On top of Cerro Blanco in Nazca, Peru

Finally! We made it!

Our guide quickly made the sign of the cross with his hands before dropping off (what seemed like) the edge of the earth.

At the top of the highest vertical drop on Cerro Blanco

Smiling to hide the intense fear!

We had no choice but to follow him.  From the top to the bottom, it takes 25 minutes going at top speed.  We took over an hour to get down 😛

From halfway down Cerro Blanco

The view up  from halfway down Cerro Blanco. It was so steep!!

Sandboarding is not at all similar to snowboarding (with the exception of strapping a wooden plank to your feet).  The wooden board sticks to sand like ‘a fat kid on cake’.  Our guide gave us a piece of candle to apply wax  to the bottom of the board.  Every couple of minutes, we would come to a standstill – requiring us to unstrap our boards and re-wax the board.  The clunky board is also pretty difficult to control.

Re-waxing my board halfway down Cerro Blanco

Spending more time sitting on top than cruising atop the sand

We also had to constantly remind ourselves to keep our mouth shut, lest we wanted mouthful of sands when we fell.  It’s pretty difficult to remember to keep your mouth shut though, when you’re screaming your lungs out as your hurtle down the monster sand dune.

I half-expected to be a superstar sandboarder (you know, since I’m a superstar snowboarder back in Canada..haha), but my expectations were quickly quashed  when I realized that I would be spending more time rolling around in the sand than cruising atop it.  I got sand in places I never thought possible (and continued to discover bits of sand days later!)

Sand dunes near the top of Cerro Blanco

Love the contrast of the sand dunes against the clear blue sky

Regardless, it was a really fun (albeit grueling) experience.  In total, we spent 3 hours trekking up, 2 hours sandboarding, and another hour trekking out of the desert to where a car picked us up and dropped us back at our hostel.  I’m glad we tried sandboarding, for our first and likely last time.  At least until they install ski lifts that take you to the top.

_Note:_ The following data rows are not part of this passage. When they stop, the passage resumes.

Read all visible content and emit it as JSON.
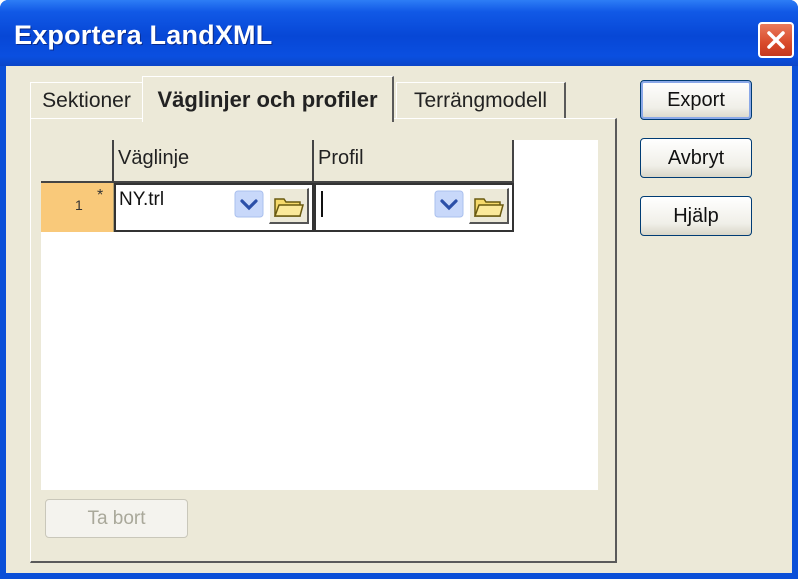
{
  "window": {
    "title": "Exportera LandXML"
  },
  "tabs": [
    {
      "label": "Sektioner"
    },
    {
      "label": "Väglinjer och profiler"
    },
    {
      "label": "Terrängmodell"
    }
  ],
  "grid": {
    "columns": [
      "Väglinje",
      "Profil"
    ],
    "rows": [
      {
        "number": "1",
        "marker": "*",
        "vaglinje": "NY.trl",
        "profil": ""
      }
    ]
  },
  "buttons": {
    "remove": "Ta bort",
    "export": "Export",
    "cancel": "Avbryt",
    "help": "Hjälp"
  }
}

To mend out aching muscles, we decided to gorge ourselves on protein and ordered a monster platter of meat and a couple litres of beer when we got back in town.

Huge meat platter in Nazca, Peru

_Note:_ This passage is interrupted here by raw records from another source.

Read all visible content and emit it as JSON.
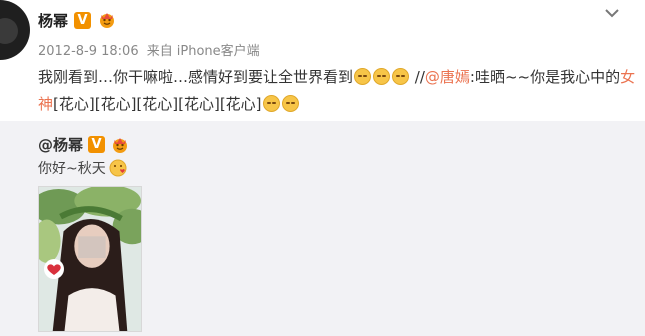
{
  "post": {
    "username": "杨幂",
    "verified_badge": "V",
    "timestamp": "2012-8-9 18:06",
    "source_prefix": "来自",
    "source": "iPhone客户端",
    "text_part1": "我刚看到…你干嘛啦…感情好到要让全世界看到",
    "separator": "//",
    "mention": "@唐嫣",
    "text_part2": ":哇晒~~你是我心中的",
    "highlight_word": "女神",
    "hearts": "[花心][花心][花心][花心][花心]"
  },
  "repost": {
    "username": "@杨幂",
    "text": "你好~秋天"
  },
  "icons": {
    "verified": "verified-v-icon",
    "crown": "crown-icon",
    "more": "chevron-down-icon",
    "emoji": "smile-emoji-icon",
    "heart": "heart-icon"
  },
  "colors": {
    "link": "#eb7350",
    "badge": "#f29100",
    "repost_bg": "#f2f2f5"
  }
}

Our pile of muscle-healing protein

Ok fine, the litres of beer had nothing to with mending our muscles.  It was more for rinsing the sand out of our mouths.

Sandboarding on Cerro Blanco in Nazca, Peru

Our last time sandboarding 😉